YAOUNDE (Reuters) - U.S. Secretary of State Hillary Clinton urged Cameroon on Thursday to hold a free and fair presidential election, expected in October this year.
President Paul Biya, 78, has ruled Cameroon since 1982 and is one of Africa’s longest-serving presidents. He is expected to seek another term in the election after tweaking the constitution in 2008 to remove term limits.
“We look forward to seeing the people of Cameroon exercise their right to vote later this year in a free, fair, and credible presidential election,” Clinton said in a message ahead of Cameroon’s national day which is celebrated on Friday.
Clinton said the United Nations remained committed to working with the oil-exporting Central African nation as it seeks to strengthen democracy, governance, and rule of law.
The election is coming against the backdrop of frustration with the electoral system after parliament, controlled by the ruling CPDM party, stripped the electoral body of the right to announce provisional results in future elections.

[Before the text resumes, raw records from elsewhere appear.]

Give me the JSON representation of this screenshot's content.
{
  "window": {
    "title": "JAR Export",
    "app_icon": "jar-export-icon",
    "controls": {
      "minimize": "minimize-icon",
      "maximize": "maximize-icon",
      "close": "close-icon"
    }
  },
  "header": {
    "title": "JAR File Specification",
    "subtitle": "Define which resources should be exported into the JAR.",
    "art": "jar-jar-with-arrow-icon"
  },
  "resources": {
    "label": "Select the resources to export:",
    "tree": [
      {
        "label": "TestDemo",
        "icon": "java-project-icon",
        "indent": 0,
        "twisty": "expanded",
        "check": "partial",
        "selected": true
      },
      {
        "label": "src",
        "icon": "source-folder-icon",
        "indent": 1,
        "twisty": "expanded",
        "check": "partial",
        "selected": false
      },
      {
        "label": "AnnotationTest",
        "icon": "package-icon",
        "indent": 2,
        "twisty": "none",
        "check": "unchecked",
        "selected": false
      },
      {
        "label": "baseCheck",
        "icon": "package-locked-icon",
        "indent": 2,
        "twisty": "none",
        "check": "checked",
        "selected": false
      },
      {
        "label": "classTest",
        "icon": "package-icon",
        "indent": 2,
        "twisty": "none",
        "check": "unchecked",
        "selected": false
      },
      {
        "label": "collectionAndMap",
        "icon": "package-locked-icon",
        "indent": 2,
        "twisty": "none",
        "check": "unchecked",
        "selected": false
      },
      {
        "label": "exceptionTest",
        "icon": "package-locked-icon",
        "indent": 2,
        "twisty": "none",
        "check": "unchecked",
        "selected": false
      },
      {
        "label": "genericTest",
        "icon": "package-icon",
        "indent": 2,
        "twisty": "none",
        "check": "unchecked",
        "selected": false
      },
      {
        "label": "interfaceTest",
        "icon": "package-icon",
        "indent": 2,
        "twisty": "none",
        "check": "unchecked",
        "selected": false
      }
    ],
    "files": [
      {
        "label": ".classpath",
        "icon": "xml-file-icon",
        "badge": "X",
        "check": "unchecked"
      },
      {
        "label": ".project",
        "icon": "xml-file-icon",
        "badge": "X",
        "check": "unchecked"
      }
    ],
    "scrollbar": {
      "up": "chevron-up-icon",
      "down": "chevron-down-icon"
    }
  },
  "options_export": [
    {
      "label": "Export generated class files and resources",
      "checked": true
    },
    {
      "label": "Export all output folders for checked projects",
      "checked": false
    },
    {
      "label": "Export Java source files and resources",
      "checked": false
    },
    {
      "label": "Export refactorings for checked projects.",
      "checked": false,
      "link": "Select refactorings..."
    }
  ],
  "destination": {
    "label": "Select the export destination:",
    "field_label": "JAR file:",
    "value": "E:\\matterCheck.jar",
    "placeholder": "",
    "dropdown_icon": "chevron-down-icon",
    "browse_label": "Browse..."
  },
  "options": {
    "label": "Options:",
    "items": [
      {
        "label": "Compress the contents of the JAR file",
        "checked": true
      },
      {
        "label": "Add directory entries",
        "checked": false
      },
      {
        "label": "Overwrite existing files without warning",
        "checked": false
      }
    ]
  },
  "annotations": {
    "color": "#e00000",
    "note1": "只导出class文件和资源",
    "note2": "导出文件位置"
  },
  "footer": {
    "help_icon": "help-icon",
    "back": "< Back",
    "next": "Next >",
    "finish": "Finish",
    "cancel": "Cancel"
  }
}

The country’s main opposition party, the Social Democratic Front (SDF), has threatened to disrupt the election and accused Biya of trying to “steal” another seven-year term by passing new legislation and constitutional changes.